For a joist to have the most strength, it should stretch all the way across a room from the top of one wall to the top of the opposite wall. This means that the size of the room determines the necessary length of ceiling joists. Since this is the case, ceiling joists have no standard length. Instead, the length of the ceiling joists varies from room to room, depending on each room's measurements.
Regardless of the size or length of joists, they do retain a standard spacing of 16 inches. The ability of the joists to support weight depends upon this spacing, and 16 inches provides sufficient support for most home ceiling types. If you have a room that needs to hold a particularly heavy type of ceiling, such as marble, joists may need to be spaced more closely together, such as in 12-inch increments instead of 16-inch.
Once joists are in place, you can install numerous types of ceiling materials, though in most instances you must lay plywood across the joists to create a flat surface over which to install the ceiling materials. You also have the option of leaving ceiling joists exposed and finishing them. This mimics the exposed beam look and can be accomplished more effectively by using joists thicker than 2 inches. The danger of leaving joists exposed and applying no finished ceiling is that you have no secondary source of coverage. So, if the roof springs a leak, it's going to come right into your home.

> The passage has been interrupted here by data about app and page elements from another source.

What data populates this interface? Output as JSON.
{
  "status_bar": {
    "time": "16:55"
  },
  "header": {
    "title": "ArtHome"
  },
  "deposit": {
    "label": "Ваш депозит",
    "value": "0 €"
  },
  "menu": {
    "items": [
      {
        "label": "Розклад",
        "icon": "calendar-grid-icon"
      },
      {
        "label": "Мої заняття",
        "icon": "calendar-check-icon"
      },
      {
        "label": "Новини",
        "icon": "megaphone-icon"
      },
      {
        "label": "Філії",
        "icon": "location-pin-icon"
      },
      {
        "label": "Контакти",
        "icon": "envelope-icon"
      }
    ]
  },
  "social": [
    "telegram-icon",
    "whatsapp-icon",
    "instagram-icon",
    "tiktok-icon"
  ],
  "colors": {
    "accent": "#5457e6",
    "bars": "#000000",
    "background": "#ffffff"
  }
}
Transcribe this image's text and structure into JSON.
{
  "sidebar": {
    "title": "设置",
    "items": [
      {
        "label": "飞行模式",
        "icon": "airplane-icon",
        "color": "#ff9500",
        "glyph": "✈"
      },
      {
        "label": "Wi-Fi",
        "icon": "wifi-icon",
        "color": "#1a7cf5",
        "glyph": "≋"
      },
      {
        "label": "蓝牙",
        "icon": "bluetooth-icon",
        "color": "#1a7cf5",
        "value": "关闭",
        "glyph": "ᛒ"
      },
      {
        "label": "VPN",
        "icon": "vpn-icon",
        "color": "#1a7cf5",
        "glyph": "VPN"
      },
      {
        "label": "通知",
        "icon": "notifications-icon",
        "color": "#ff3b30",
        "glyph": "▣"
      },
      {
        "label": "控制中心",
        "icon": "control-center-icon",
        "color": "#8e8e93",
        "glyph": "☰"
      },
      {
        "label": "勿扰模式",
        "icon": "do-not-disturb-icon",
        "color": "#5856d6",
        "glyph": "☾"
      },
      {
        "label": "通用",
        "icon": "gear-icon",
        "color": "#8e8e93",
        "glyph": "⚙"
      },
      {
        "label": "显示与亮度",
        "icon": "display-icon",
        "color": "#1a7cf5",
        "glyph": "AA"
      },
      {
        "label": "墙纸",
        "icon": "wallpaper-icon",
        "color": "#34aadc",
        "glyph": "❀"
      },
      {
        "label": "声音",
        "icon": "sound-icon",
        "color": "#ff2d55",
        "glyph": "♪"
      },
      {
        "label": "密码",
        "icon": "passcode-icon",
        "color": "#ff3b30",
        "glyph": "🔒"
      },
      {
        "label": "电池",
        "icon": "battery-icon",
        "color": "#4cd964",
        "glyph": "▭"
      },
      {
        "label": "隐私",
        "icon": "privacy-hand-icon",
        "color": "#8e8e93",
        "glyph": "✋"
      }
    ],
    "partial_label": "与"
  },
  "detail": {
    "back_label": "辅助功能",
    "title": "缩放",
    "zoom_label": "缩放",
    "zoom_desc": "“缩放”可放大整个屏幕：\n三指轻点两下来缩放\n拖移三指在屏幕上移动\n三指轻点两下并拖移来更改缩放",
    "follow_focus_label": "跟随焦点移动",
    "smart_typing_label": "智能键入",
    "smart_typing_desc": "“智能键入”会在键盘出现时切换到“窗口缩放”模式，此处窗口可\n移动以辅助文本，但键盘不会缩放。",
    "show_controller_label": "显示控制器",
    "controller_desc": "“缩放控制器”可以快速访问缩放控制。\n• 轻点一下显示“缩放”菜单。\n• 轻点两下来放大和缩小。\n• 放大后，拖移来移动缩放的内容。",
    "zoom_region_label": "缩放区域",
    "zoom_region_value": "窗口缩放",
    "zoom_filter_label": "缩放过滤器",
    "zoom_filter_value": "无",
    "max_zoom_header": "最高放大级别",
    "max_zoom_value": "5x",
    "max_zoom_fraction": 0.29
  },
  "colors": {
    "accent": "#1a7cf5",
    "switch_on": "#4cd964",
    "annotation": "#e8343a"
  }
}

Alexis Lawrence is a freelance writer, filmmaker and photographer with extensive experience in digital video, book publishing and graphic design. An avid traveler, Lawrence has visited at least 10 cities on each inhabitable continent. She has attended several universities and holds a Bachelor of Science in English.